[Start of Attachment]
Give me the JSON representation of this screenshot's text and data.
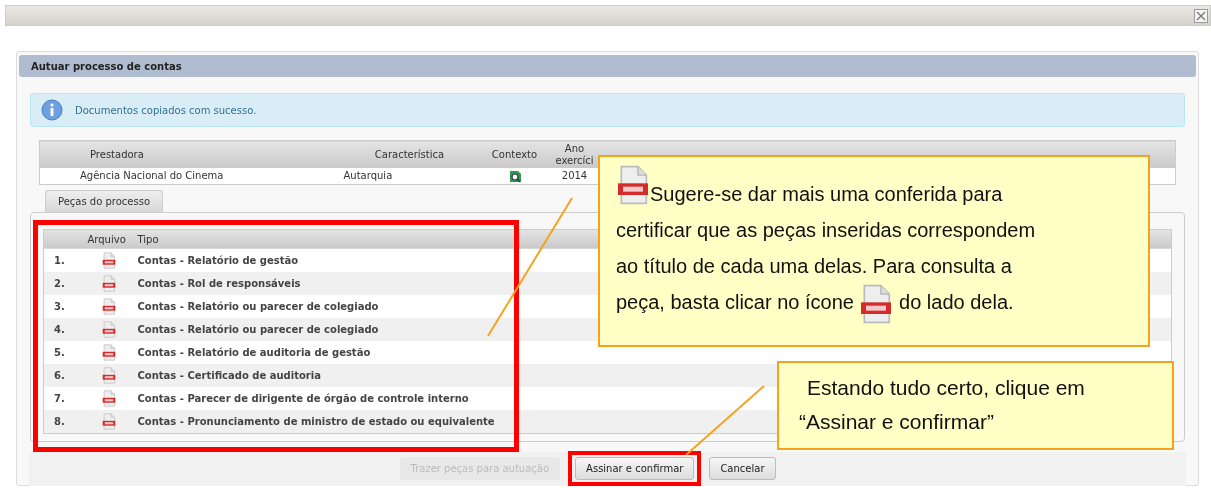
{
  "dialog": {
    "title": "Autuar processo de contas"
  },
  "alert": {
    "text": "Documentos copiados com sucesso."
  },
  "summary_table": {
    "columns": [
      "Prestadora",
      "Característica",
      "Contexto",
      "Ano exercíci"
    ],
    "rows": [
      {
        "prestadora": "Agência Nacional do Cinema",
        "caracteristica": "Autarquia",
        "ano": "2014"
      }
    ]
  },
  "pieces": {
    "tab": "Peças do processo",
    "highlighted": true,
    "columns": [
      "Arquivo",
      "Tipo"
    ],
    "rows": [
      {
        "number": "1.",
        "tipo": "Contas - Relatório de gestão"
      },
      {
        "number": "2.",
        "tipo": "Contas - Rol de responsáveis"
      },
      {
        "number": "3.",
        "tipo": "Contas - Relatório ou parecer de colegiado"
      },
      {
        "number": "4.",
        "tipo": "Contas - Relatório ou parecer de colegiado"
      },
      {
        "number": "5.",
        "tipo": "Contas - Relatório de auditoria de gestão"
      },
      {
        "number": "6.",
        "tipo": "Contas - Certificado de auditoria"
      },
      {
        "number": "7.",
        "tipo": "Contas - Parecer de dirigente de órgão de controle interno"
      },
      {
        "number": "8.",
        "tipo": "Contas - Pronunciamento de ministro de estado ou equivalente"
      }
    ]
  },
  "buttons": [
    {
      "label": "Trazer peças para autuação",
      "disabled": true,
      "highlighted": false
    },
    {
      "label": "Assinar e confirmar",
      "disabled": false,
      "highlighted": true
    },
    {
      "label": "Cancelar",
      "disabled": false,
      "highlighted": false
    }
  ],
  "callouts": [
    {
      "kind": "icon",
      "lines": [
        "Sugere-se dar mais uma conferida para",
        "certificar que as peças inseridas correspondem",
        "ao título de cada uma delas. Para consulta a",
        "peça, basta clicar no ícone"
      ],
      "text_after": "do lado dela."
    },
    {
      "kind": "lines",
      "lines": [
        "Estando tudo certo, clique em",
        "“Assinar e confirmar”"
      ]
    }
  ]
}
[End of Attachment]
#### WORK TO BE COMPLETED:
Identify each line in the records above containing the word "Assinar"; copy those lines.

#### YOUR RESPONSE:
      "label": "Assinar e confirmar",
        "“Assinar e confirmar”"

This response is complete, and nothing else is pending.